Indeed, it is because of the demand of data security that there has been a huge growth in a heretofore very niche sector of the real estate market, specifically abandoned mines, large natural caverns, and ex-military bunkers.
In Britain, a company known as The Bunker operates two ultra-high-security facilities, one in Kent and the other in Newbury, both based on ex-military nuclear shelters. Of the former site, Colo-X, which is a British brokerage company specializing in data centers, enthuses:
‘The entire complex is located underground and was built to withstand a 22-kiloton nuclear blast! Thus, with 3m-thick concrete walls and up to 100 feet underground, the building sits on rubber buffer strips to absorb shocks and each room is Faraday caged, with blast doors in the corridors.’
You made an allusion to a modern military fortification with the Maginot Line. I would suggest, a better analog is very much older than that. The very ancient hillforts and palisaded villages built by those first humans to develop settled agriculture packed their strongholds with hand tools, ploughs, seeds, and livestock—everything that they needed to continue functioning as an agricultural society after an attack by their nomadic neighbors.
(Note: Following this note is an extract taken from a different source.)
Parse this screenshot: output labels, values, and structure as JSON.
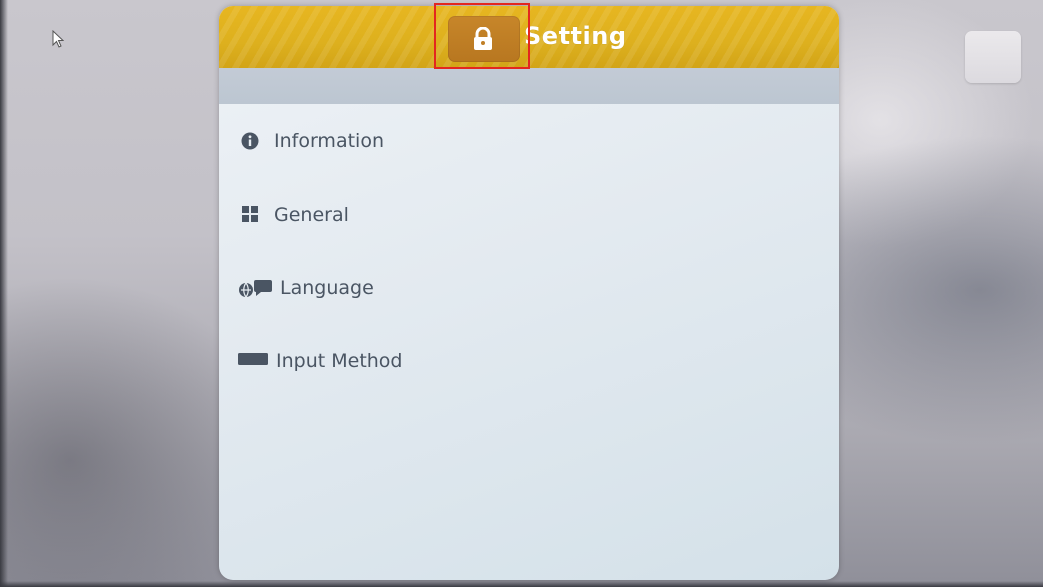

The essential infrastructure of the knowledge economies of the information age rests on a different foundation of delicate physical stuff—computers, routers, fiberoptic cables, and such like—but it all needs to be guarded all the same, and essentially how we do that is rather the same still.
LW: I absolutely agree with you that the fortification zeitgeist, as you put it, runs counter to the openness of digital systems that hyperconnectivity requires. So where do we go from here?
Betz: You ask a highly pertinent and vexing question. The most honest answer is I don’t know. If I may, though, I would suggest a few things.
One, in all the history which I explore in my book it might be said that there is something of a cycle or pendulum. For a time, the power of weapons seems to drive the idea of static defense into retreat, only then to swing back in the favor of defense making the idea of offense seem futile. We are closer to the beginning of the fortification zeitgeist than towards the end. Ultimately, though, the trend will slow and reverse again.
Two, while I think that the perils of openness and hyperconnectivity have become very evident to many people. Much of what I have observed in the book I would consider an overreaction. A paranoiac society firmly locked down behind stout walls, ubiquitously digitally filed, monitored, and regulated is not one in which I wish to live. I cannot pretend though that we are not on the trajectory toward such a society.
Third, on an individual and unconscious level I think that a great deal of what is driving the developments which I have described is a reaction to the frenetic pace of change of the last generation. It is not just that things are moving fast, it is also that the pace of change is accelerating. The natural response is to hold on tightly to something solid—and there’s nothing more solid than a fort.
Pulitzer Prize-winning business journalist Byron V. Acohido is dedicated to fostering public awareness about how to make the Internet as private and secure as it ought to be.
January 31st, 2024